Start of Exercise inputs
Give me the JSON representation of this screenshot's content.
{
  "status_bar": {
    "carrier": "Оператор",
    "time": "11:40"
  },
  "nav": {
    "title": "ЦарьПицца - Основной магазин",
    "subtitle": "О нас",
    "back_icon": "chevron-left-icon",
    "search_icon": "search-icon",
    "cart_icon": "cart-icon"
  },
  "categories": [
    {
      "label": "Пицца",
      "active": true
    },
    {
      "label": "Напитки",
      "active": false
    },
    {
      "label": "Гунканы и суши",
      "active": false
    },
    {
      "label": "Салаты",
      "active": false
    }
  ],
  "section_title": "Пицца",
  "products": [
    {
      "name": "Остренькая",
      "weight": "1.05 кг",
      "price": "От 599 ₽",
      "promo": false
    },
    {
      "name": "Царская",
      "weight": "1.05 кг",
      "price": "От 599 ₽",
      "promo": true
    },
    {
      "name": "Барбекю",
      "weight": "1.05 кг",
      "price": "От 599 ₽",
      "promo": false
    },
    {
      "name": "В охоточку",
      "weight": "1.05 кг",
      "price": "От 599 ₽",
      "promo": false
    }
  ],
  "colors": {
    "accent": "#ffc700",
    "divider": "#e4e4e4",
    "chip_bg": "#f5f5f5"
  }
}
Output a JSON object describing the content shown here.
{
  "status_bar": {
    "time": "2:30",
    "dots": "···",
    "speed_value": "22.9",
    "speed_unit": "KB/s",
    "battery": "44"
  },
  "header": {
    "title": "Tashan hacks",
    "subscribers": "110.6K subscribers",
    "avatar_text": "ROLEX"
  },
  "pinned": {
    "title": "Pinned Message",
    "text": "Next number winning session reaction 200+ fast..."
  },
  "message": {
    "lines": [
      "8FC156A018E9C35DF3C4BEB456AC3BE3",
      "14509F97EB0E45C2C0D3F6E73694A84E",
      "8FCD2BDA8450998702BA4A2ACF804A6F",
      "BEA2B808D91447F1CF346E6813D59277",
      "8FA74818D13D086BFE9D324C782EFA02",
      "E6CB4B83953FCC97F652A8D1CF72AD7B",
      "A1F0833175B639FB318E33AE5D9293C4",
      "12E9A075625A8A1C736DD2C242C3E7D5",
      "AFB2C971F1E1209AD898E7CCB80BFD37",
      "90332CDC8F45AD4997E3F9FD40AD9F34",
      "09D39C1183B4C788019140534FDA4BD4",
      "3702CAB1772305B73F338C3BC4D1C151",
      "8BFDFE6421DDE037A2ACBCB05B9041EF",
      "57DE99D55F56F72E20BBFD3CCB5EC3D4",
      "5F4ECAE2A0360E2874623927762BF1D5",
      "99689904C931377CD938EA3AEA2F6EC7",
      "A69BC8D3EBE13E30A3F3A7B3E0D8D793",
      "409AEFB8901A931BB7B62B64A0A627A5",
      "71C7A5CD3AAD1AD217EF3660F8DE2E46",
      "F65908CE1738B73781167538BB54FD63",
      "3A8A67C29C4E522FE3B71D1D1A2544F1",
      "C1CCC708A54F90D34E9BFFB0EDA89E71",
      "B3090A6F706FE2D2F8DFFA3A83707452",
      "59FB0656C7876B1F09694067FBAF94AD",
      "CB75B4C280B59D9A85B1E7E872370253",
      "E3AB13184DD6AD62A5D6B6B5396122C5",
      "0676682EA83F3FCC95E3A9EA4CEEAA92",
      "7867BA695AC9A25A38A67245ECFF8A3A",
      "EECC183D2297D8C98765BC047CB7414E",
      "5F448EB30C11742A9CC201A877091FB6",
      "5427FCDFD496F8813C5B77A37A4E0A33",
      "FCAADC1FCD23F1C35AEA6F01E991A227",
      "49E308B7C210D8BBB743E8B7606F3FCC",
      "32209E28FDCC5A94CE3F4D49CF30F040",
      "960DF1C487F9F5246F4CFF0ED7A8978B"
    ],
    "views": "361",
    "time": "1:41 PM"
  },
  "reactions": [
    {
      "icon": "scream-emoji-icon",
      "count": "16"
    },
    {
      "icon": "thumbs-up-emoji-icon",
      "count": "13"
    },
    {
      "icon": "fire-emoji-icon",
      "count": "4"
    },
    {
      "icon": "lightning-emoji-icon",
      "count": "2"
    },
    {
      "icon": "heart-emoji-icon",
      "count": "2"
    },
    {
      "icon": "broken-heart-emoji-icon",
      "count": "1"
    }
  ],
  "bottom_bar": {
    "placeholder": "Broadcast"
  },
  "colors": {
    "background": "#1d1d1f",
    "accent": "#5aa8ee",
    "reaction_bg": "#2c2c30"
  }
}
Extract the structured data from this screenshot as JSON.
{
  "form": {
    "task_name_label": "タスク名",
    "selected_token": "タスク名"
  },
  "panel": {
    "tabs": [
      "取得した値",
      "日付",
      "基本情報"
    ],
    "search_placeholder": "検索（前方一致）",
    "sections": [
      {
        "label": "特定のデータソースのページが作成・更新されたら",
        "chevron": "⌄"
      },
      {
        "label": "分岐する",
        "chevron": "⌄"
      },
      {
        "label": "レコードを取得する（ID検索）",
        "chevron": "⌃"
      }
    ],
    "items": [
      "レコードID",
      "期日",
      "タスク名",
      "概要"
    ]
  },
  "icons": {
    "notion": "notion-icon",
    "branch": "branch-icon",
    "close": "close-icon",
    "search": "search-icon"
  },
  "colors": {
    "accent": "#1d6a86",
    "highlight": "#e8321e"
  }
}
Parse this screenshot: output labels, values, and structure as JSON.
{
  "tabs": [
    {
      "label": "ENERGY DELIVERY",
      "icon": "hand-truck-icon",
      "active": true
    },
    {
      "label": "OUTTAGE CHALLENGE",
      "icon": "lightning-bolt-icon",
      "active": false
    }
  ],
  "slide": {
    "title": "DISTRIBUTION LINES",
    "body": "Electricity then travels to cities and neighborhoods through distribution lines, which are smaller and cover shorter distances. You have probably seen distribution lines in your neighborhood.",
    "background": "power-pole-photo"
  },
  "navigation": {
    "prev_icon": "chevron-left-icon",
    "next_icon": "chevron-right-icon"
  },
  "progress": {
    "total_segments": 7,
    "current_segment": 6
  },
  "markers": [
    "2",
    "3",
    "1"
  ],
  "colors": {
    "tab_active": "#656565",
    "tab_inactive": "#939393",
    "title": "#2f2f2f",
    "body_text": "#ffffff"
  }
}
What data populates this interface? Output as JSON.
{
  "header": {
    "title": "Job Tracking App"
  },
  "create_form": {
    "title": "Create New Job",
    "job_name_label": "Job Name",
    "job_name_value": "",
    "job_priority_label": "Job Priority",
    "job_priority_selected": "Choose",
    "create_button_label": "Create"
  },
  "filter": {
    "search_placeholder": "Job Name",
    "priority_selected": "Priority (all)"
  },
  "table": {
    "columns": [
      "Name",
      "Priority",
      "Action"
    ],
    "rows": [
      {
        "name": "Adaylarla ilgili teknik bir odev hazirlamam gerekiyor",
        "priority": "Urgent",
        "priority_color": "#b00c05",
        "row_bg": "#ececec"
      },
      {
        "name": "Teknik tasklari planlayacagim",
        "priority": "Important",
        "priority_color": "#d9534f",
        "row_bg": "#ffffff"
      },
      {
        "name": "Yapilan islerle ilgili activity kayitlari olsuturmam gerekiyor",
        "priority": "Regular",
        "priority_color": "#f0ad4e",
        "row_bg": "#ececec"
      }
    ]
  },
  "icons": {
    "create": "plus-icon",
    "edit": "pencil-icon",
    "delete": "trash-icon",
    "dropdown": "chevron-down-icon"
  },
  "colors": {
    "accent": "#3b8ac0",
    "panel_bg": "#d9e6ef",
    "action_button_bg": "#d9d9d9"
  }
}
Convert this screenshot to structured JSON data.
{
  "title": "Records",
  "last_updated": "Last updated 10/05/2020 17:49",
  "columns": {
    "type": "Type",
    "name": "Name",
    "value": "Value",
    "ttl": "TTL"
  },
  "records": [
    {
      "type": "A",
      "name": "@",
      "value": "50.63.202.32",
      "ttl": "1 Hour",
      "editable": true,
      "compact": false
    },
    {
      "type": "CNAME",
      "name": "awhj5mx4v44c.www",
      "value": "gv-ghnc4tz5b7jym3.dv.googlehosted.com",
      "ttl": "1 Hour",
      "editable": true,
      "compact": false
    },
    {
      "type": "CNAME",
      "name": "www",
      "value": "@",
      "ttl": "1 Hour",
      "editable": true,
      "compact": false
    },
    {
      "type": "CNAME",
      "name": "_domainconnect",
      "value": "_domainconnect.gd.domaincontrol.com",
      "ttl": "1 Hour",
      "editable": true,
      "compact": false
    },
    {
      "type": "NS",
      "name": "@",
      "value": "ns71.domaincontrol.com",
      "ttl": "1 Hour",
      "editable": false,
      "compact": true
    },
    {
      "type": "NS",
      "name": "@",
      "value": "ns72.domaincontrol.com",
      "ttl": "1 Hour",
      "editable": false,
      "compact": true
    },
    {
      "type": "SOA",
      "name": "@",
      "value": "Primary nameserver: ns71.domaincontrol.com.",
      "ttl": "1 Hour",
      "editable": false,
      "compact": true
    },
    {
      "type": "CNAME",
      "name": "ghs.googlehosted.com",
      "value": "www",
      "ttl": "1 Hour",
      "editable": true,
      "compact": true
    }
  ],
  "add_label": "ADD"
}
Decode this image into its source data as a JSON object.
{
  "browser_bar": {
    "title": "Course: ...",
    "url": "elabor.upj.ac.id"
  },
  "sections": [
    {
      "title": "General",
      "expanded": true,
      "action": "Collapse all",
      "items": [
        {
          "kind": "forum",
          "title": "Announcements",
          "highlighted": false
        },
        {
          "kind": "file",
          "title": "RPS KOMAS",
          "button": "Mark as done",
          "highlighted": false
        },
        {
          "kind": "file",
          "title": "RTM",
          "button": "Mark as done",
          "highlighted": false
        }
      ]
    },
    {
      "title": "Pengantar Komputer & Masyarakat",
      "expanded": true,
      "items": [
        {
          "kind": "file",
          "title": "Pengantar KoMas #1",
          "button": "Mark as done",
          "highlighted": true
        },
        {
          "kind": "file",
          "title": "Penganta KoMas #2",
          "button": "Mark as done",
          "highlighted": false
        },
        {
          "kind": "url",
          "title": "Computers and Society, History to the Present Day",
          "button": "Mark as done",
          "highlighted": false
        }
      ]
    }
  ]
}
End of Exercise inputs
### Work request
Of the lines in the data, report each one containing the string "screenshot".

### Problem solution
Give me the JSON representation of this screenshot's content.
Extract the structured data from this screenshot as JSON.
Parse this screenshot: output labels, values, and structure as JSON.
Convert this screenshot to structured JSON data.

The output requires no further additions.